When I was in university, one of the requirements for my degree was a political philosophy course. It was not the best class I ever took, although the professor tried really hard. As the old adage goes: it wasn't him, it was me. I knew I wasn't alone in my struggles with the material. In fact, the class had a battle-weary mentality about it. We would commiserate about the volume of reading and reassure each other that we would make it through together.
Each term the major assignment was a 20-page paper on a pre-determined topic. All 45 of us had to write a paper on the exact same thing (which probably isn't what I would do if I were the one that had to mark them...but I wasn't). My grade on the first paper wasn't horrible - a solid B-minus - but I felt I could have done much better. I knew of one fellow classmate who had received a higher grade, and I was complaining to a mutual friend of ours about it. I didn't think she was that much smarter than me, you know? Then this happened:
"Well Erin, you know what she did, don't you?"
"Uh...no. What are you talking about?"
"She had her Mom help her with it."
"Isn't her Mom in Hawaii on vacation?"
"Yes! She faxed it to her parents' hotel so that her Mom could review it. The prof was her mom's thesis advisor."
Now I'm pretty sure that if I ever tried to do that my Mom would be all, "Excuse me, I am on vacation. Do your own work." and throw it in the recycling pile. But honestly, the idea that my Mom should review my university papers at all - let alone that I should bother her on her vacation - never even crossed my mind. Not that Mom's input wouldn't be helpful (she has two university degrees of her own), I just didn't think about doing it. From what I understand, students today don't have quite the same reservations, and a lot of parents are much more hands on than mine ever were. Forget reviewing, these parents have no problem with writing the darn thing in the first place.
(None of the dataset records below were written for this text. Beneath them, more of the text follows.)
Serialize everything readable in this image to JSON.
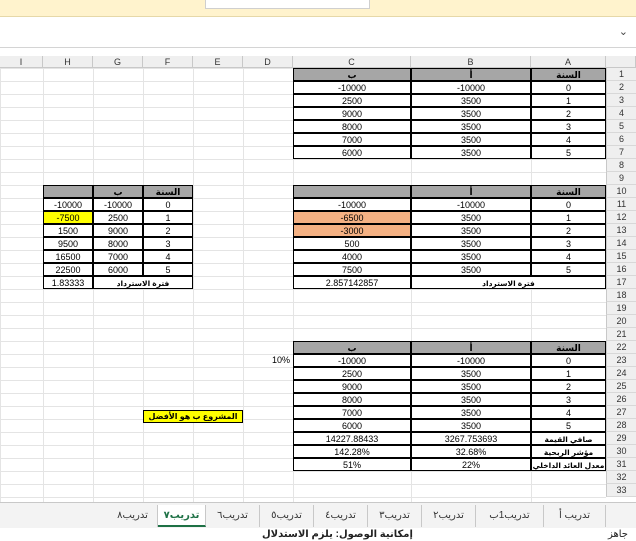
{
  "formula_bar": {
    "chevron": "⌄"
  },
  "columns": [
    "A",
    "B",
    "C",
    "D",
    "E",
    "F",
    "G",
    "H",
    "I"
  ],
  "rows": [
    "1",
    "2",
    "3",
    "4",
    "5",
    "6",
    "7",
    "8",
    "9",
    "10",
    "11",
    "12",
    "13",
    "14",
    "15",
    "16",
    "17",
    "18",
    "19",
    "20",
    "21",
    "22",
    "23",
    "24",
    "25",
    "26",
    "27",
    "28",
    "29",
    "30",
    "31",
    "32",
    "33"
  ],
  "table1": {
    "headers": [
      "السنة",
      "أ",
      "ب"
    ],
    "rows": [
      [
        "0",
        "-10000",
        "-10000"
      ],
      [
        "1",
        "3500",
        "2500"
      ],
      [
        "2",
        "3500",
        "9000"
      ],
      [
        "3",
        "3500",
        "8000"
      ],
      [
        "4",
        "3500",
        "7000"
      ],
      [
        "5",
        "3500",
        "6000"
      ]
    ]
  },
  "table2": {
    "headers": [
      "السنة",
      "أ",
      ""
    ],
    "rows": [
      [
        "0",
        "-10000",
        "-10000"
      ],
      [
        "1",
        "3500",
        "-6500"
      ],
      [
        "2",
        "3500",
        "-3000"
      ],
      [
        "3",
        "3500",
        "500"
      ],
      [
        "4",
        "3500",
        "4000"
      ],
      [
        "5",
        "3500",
        "7500"
      ]
    ],
    "payback_label": "فترة الاسترداد",
    "payback_value": "2.857142857"
  },
  "table3": {
    "headers": [
      "السنة",
      "ب",
      ""
    ],
    "rows": [
      [
        "0",
        "-10000",
        "-10000"
      ],
      [
        "1",
        "2500",
        "-7500"
      ],
      [
        "2",
        "9000",
        "1500"
      ],
      [
        "3",
        "8000",
        "9500"
      ],
      [
        "4",
        "7000",
        "16500"
      ],
      [
        "5",
        "6000",
        "22500"
      ]
    ],
    "payback_label": "فترة الاسترداد",
    "payback_value": "1.83333"
  },
  "table4": {
    "headers": [
      "السنة",
      "أ",
      "ب"
    ],
    "rate": "10%",
    "rows": [
      [
        "0",
        "-10000",
        "-10000"
      ],
      [
        "1",
        "3500",
        "2500"
      ],
      [
        "2",
        "3500",
        "9000"
      ],
      [
        "3",
        "3500",
        "8000"
      ],
      [
        "4",
        "3500",
        "7000"
      ],
      [
        "5",
        "3500",
        "6000"
      ]
    ],
    "metrics": [
      {
        "label": "صافي القيمة",
        "a": "3267.753693",
        "b": "14227.88433"
      },
      {
        "label": "مؤشر الربحية",
        "a": "32.68%",
        "b": "142.28%"
      },
      {
        "label": "معدل العائد الداخلي",
        "a": "22%",
        "b": "51%"
      }
    ]
  },
  "best_note": "المشروع ب هو الأفضل",
  "tabs": [
    {
      "label": "تدريب أ",
      "active": false
    },
    {
      "label": "تدريب1ب",
      "active": false
    },
    {
      "label": "تدريب٢",
      "active": false
    },
    {
      "label": "تدريب٣",
      "active": false
    },
    {
      "label": "تدريب٤",
      "active": false
    },
    {
      "label": "تدريب٥",
      "active": false
    },
    {
      "label": "تدريب٦",
      "active": false
    },
    {
      "label": "تدريب٧",
      "active": true
    },
    {
      "label": "تدريب٨",
      "active": false
    }
  ],
  "status": {
    "left": "جاهز",
    "right": "إمكانية الوصول: يلزم الاستدلال"
  },
  "colors": {
    "header_gray": "#a6a6a6",
    "orange": "#f4b183",
    "yellow": "#ffff00",
    "active_tab": "#1e7145"
  }
}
A recent study by Judith Locke et al out of the Queensland University of Technology and published in the Australian Journal of Guidance and Counselling discusses how the much-bemoaned "entitlement" of the younger generations these days can be traced back to parents who didn't let their child make his or her own mistakes in school. Time and time again these parents race to their kid's rescue, denying them the opportunity to learn about the magical concept of "consequences".
I'll admit that I was a pretty independent child and young adult. I think it was a combination of nature and nurture, but the idea that my parents would do any of my homework for me was embarrassing. It would have meant that I lacked the skills to do it on my own, and I found that idea horrifying. We felt bad for our friends whose parents would call teachers and professors on their behalf.
To be clear: I don't want my kids to fail - I don't know a parent who does - but if they neglect to study for an exam or have to cram to complete a paper, I am not going to swoop in and save them. At some point they need to be responsible for their own success, and that also means being responsible for their failures.
Tied to this is teaching my children that getting a failing grade does not mean that they are "failures". There is a difference, although I've realized that not many people know that. I'm pretty sure it's why our society sees failing as something to be avoided at all costs, not as a valuable learning experience. I don't doubt that a lot of the motivation behind parents doing schoolwork for their children is because they think that their child failing an exam reflects badly on them as a parent. I would say that the opposite is true. Intentionally inhibiting your child from becoming confident in their own abilities is not behaviour that would give your parenting a passing grade in my books.
My kids are only in preschool, but already they understand the concept of taking pride in their own work. The first time a child colors in the lines, or completes a building block project on his own, and receives praise for a job well done...well that's not a feeling I ever want to take away from them. It builds confidence and resilience, traits that are essential if they are going to emerge from our home as well-adjusted adults.
I will help my kids with their homework, but I won't do it for them. I will nag them about whether they've studied for the test or have started work on a project. I might even run to the store late at night if they've run out of the materials they need to complete that project. But if they wake up one morning with a sob story about why they weren't able to study for their exam and want me to write a note asking for an extension, the answer will be no. They'll be mad at me, but in time I think they'll understand.
If I've really done my job right, they won't even think of asking in the first place.